### Instructions to follow
Among the entries, which lines carry the string "header"? Copy each of them.

### Material provided
*** Block opens ***
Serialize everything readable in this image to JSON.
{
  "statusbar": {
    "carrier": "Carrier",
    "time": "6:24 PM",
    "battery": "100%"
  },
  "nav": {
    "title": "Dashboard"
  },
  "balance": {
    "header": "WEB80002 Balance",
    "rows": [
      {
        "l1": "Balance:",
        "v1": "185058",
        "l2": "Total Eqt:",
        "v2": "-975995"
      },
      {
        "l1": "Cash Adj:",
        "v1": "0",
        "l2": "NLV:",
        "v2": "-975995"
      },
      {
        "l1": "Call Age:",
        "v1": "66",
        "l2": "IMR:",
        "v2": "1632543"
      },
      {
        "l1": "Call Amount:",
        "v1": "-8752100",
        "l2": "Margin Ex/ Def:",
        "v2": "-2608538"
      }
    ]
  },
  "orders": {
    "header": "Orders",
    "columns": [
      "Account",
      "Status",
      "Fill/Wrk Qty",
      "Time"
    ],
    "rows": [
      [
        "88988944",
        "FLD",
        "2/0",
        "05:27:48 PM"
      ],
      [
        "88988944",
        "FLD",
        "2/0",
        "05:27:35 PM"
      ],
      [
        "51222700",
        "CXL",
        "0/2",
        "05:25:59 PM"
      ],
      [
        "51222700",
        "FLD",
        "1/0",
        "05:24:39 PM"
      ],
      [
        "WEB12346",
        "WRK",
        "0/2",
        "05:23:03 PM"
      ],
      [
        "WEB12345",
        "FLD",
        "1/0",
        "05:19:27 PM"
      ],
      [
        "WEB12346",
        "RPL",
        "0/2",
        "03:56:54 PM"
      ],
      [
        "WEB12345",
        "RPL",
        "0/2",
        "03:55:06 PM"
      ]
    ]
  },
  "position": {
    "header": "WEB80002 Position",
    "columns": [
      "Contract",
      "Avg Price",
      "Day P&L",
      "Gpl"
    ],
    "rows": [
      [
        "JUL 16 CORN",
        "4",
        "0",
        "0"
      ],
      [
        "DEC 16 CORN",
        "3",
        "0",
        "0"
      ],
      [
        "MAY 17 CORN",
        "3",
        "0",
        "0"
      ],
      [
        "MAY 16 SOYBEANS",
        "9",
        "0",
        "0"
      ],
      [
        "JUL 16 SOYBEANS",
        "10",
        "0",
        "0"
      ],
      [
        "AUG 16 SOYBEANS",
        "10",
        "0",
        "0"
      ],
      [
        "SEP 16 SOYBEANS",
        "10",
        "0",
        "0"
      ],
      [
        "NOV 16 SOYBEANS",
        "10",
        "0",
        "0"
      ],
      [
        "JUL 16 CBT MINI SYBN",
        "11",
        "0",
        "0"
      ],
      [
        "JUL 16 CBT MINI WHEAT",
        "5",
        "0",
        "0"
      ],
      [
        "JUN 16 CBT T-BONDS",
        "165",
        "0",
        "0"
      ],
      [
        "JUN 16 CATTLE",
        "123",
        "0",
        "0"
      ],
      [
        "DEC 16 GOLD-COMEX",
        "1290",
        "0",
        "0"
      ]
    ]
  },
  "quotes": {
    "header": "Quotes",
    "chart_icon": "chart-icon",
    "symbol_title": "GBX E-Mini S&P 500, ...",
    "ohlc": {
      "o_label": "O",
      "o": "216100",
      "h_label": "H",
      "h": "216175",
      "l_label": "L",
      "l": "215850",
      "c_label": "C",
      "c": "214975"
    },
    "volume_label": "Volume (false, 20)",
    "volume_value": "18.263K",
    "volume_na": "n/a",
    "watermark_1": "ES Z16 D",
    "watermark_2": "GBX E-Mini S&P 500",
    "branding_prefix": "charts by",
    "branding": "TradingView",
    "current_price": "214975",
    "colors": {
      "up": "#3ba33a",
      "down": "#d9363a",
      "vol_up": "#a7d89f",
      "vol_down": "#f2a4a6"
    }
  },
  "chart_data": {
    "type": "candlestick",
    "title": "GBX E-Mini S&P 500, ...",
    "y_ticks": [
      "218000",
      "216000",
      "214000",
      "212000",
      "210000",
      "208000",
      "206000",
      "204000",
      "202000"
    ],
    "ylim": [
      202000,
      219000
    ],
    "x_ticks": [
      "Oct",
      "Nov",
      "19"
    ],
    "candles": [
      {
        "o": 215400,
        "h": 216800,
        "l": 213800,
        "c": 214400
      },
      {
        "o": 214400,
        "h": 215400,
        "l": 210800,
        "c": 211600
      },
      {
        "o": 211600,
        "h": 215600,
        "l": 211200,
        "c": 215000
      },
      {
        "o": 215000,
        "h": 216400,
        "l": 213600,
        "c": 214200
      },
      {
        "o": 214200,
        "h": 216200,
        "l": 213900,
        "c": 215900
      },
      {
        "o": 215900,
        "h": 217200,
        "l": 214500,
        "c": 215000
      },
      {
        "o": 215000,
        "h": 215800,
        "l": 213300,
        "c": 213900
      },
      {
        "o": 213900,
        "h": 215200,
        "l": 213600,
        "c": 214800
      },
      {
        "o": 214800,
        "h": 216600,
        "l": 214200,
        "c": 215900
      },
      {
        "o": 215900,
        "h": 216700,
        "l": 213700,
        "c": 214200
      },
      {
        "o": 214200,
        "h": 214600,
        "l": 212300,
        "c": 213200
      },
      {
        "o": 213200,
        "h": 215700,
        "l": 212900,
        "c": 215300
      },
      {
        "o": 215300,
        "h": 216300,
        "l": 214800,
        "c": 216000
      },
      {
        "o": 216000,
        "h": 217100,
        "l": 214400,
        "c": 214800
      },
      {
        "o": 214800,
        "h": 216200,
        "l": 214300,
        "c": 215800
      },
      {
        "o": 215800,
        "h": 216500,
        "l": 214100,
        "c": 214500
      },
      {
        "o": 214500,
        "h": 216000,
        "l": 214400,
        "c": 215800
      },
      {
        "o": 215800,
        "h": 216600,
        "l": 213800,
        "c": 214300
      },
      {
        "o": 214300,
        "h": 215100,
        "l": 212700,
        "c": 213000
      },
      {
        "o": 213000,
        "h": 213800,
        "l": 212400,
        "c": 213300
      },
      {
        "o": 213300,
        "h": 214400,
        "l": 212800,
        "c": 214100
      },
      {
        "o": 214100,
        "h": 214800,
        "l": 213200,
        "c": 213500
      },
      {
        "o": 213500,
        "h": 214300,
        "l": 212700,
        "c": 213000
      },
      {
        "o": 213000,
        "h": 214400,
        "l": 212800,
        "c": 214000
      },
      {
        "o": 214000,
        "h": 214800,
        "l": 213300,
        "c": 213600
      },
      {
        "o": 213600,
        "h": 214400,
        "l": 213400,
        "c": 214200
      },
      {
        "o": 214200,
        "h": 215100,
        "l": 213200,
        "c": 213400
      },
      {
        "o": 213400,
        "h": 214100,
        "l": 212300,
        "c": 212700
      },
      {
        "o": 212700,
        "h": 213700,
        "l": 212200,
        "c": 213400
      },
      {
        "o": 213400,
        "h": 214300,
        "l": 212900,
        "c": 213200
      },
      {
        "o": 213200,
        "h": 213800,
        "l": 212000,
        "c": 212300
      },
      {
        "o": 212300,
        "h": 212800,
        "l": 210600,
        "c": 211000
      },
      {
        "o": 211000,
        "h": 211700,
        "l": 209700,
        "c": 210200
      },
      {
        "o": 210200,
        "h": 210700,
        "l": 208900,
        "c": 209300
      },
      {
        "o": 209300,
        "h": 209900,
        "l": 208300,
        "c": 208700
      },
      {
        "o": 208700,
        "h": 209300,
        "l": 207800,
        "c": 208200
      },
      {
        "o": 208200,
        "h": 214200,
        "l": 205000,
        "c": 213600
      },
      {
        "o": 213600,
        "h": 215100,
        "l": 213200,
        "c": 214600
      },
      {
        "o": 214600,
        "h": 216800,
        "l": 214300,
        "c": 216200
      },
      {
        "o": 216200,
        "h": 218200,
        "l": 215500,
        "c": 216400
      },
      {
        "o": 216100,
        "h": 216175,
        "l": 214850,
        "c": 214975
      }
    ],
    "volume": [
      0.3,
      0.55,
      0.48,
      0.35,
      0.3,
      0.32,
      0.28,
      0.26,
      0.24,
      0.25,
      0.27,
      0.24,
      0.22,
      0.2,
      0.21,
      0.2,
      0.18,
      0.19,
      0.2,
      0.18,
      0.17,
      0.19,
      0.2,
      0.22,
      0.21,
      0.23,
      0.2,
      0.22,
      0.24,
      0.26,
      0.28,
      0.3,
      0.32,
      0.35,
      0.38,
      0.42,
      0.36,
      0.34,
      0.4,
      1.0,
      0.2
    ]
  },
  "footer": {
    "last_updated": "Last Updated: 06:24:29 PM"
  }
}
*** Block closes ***
### Problem solution
    "header": "WEB80002 Balance",
    "header": "Orders",
    "header": "WEB80002 Position",
    "header": "Quotes",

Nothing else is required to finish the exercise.